Work item:
Some lines in the entries contain the word "JSON". Copy all of them.

"""

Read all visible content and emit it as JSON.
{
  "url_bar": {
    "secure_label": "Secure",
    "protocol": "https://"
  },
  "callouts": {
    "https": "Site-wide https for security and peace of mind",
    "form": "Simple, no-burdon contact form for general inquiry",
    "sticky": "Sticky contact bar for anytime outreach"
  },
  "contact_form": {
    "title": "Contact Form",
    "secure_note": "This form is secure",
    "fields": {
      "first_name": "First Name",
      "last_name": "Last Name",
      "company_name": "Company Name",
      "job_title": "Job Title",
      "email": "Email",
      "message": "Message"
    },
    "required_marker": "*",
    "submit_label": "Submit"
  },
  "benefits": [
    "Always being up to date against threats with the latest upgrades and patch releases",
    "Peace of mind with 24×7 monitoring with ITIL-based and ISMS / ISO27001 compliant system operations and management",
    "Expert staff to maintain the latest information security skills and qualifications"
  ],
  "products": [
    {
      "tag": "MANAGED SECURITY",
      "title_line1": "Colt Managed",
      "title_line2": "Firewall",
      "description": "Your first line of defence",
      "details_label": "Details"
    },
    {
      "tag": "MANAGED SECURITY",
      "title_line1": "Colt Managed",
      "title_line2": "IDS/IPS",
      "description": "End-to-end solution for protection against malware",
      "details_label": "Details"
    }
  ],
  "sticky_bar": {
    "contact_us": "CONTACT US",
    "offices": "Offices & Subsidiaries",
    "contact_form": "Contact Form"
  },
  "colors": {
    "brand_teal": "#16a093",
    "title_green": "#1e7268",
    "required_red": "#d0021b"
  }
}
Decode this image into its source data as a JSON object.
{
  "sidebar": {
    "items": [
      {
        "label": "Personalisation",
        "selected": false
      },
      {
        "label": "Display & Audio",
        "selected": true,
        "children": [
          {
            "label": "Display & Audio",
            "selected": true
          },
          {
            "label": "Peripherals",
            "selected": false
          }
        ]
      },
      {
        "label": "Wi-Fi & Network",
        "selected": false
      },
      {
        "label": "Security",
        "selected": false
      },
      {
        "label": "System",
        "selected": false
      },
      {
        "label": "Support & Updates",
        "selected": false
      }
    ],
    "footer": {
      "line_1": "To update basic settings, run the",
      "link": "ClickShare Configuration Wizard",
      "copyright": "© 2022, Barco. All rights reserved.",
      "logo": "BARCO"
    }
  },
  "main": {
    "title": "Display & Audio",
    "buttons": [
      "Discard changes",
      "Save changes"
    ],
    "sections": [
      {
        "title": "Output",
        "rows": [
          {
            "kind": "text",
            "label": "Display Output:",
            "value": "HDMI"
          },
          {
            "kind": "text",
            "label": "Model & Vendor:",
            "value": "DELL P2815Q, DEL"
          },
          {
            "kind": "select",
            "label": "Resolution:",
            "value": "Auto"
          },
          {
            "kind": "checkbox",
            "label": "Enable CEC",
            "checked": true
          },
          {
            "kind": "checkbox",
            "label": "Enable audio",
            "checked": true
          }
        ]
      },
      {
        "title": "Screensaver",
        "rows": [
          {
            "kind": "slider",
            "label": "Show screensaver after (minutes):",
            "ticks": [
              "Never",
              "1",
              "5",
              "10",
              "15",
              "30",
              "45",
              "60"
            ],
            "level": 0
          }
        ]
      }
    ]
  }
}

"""

Result of the exercise:
Read all visible content and emit it as JSON.
Decode this image into its source data as a JSON object.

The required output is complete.